■ Data excerpts
┏━━

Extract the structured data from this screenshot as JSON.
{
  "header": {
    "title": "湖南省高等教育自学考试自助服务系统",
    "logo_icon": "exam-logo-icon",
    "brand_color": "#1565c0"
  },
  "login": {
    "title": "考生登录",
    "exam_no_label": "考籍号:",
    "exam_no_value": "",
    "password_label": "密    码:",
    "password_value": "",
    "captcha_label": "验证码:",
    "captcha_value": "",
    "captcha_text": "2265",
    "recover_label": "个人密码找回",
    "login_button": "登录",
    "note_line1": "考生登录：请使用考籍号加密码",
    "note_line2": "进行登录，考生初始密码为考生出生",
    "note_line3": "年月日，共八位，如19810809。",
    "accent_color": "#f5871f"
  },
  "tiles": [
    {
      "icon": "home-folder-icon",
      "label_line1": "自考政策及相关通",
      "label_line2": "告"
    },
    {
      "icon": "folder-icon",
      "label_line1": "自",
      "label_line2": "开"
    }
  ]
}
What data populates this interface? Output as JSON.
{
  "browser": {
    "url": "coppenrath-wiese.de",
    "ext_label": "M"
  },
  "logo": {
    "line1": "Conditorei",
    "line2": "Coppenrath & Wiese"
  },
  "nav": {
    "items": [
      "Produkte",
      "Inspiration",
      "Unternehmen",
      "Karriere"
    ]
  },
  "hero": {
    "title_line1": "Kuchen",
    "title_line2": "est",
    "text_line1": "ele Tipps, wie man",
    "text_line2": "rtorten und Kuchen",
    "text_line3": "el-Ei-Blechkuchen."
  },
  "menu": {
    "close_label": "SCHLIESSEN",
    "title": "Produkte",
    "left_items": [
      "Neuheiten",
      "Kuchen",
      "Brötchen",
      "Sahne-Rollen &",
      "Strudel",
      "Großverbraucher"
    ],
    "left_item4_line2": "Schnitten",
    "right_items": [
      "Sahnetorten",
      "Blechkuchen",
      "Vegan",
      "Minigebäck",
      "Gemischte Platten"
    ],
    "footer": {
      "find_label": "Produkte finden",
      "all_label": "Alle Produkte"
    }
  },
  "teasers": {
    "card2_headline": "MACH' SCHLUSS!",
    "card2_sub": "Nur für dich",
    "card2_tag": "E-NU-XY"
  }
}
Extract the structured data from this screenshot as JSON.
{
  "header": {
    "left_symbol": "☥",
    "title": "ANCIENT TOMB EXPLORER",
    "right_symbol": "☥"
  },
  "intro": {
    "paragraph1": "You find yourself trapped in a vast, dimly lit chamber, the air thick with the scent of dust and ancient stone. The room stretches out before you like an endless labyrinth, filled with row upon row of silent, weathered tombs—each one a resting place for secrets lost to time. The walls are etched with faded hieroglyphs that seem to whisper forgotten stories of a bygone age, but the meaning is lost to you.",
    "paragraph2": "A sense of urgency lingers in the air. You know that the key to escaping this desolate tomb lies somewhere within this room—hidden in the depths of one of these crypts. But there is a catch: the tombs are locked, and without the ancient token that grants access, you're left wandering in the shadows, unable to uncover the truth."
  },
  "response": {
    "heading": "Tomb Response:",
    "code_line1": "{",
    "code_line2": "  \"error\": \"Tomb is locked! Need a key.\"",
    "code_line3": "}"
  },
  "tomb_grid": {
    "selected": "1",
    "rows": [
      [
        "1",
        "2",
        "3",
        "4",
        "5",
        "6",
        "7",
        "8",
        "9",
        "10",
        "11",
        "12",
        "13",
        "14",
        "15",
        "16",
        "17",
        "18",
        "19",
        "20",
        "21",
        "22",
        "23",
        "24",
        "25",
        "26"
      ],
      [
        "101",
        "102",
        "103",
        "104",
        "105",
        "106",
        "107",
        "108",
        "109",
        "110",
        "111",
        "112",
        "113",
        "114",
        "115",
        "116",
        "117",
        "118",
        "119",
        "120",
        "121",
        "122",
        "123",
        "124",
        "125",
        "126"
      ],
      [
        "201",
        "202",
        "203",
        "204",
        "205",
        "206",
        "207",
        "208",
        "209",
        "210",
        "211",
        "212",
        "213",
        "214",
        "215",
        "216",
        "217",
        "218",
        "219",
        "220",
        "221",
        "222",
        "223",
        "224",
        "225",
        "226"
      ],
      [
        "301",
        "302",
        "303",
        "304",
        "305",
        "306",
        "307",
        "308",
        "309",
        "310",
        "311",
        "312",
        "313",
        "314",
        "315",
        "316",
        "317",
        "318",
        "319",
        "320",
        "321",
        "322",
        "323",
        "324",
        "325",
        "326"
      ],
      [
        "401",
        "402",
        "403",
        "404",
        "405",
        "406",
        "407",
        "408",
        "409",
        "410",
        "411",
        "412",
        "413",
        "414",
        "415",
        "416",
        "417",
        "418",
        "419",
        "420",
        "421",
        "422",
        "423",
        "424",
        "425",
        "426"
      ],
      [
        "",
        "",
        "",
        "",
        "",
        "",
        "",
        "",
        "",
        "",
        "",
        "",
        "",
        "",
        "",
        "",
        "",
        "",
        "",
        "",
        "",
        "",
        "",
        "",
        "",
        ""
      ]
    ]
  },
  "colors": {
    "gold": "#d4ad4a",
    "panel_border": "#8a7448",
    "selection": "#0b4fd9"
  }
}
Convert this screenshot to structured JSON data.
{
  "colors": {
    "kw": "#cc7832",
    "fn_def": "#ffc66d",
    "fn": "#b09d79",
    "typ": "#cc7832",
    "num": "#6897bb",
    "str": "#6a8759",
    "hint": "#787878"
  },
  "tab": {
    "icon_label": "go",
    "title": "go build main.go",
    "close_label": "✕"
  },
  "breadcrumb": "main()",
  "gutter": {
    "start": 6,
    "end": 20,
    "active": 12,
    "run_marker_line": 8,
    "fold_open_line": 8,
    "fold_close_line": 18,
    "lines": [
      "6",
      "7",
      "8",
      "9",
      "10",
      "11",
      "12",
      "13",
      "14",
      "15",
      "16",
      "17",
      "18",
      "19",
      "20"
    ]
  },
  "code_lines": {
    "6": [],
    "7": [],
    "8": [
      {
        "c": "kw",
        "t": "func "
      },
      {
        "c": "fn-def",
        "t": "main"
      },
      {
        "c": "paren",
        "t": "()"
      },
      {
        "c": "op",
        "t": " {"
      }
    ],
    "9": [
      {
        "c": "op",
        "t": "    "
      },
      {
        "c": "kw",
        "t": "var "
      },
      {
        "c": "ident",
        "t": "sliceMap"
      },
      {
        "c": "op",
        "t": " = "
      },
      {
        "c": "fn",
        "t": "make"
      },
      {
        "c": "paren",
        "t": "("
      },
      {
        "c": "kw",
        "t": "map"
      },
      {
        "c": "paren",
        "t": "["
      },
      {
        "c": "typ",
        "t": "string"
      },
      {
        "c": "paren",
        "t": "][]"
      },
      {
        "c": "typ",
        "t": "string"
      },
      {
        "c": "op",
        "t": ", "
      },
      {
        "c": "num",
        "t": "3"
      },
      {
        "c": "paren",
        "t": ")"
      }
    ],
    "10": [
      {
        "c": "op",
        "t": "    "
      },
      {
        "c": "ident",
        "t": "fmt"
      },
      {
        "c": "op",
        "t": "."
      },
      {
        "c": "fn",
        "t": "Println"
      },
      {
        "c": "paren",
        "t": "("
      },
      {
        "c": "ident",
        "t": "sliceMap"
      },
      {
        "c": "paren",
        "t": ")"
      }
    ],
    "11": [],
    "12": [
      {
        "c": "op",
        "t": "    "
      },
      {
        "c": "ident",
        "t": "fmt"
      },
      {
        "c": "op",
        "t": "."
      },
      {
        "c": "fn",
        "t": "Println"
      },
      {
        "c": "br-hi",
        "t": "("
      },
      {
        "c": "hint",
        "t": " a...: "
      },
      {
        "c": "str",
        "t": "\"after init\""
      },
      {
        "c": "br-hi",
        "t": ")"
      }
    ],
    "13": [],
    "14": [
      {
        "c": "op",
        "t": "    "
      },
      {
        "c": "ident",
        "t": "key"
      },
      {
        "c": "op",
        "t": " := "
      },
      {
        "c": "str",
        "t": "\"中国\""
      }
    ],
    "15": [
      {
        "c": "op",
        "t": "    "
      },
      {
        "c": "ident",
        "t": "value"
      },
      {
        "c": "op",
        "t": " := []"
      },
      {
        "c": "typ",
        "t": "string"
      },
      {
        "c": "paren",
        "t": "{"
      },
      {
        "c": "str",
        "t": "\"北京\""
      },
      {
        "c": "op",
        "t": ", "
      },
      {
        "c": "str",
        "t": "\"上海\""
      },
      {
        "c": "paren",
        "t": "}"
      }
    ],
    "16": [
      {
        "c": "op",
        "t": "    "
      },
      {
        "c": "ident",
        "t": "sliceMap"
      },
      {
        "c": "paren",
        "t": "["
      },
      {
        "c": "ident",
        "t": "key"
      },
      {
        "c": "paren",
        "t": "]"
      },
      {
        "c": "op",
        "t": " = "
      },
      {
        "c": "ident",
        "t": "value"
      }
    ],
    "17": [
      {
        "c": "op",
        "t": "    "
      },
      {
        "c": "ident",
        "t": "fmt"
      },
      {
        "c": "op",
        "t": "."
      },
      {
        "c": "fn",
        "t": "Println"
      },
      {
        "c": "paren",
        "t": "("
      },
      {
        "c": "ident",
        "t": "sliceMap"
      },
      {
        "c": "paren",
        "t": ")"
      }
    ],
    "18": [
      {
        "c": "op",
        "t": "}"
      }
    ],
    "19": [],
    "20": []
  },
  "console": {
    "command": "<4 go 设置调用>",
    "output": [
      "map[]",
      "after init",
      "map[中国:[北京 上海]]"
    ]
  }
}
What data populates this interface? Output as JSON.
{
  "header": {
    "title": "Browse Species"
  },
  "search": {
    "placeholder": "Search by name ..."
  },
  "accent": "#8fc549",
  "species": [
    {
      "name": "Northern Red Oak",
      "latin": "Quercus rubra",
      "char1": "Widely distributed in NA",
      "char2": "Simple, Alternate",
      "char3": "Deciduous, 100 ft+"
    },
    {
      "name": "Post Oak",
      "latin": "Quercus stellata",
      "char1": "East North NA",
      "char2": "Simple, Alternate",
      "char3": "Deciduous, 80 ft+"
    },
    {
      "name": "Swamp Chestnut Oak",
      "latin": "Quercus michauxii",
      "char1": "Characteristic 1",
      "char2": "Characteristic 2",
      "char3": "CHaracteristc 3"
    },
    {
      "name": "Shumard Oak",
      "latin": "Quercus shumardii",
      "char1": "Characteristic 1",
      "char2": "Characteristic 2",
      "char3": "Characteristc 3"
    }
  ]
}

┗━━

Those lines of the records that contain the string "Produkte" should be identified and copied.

■ RESPONSE BELOW
      "Produkte",
    "title": "Produkte",
      "find_label": "Produkte finden",
      "all_label": "Alle Produkte"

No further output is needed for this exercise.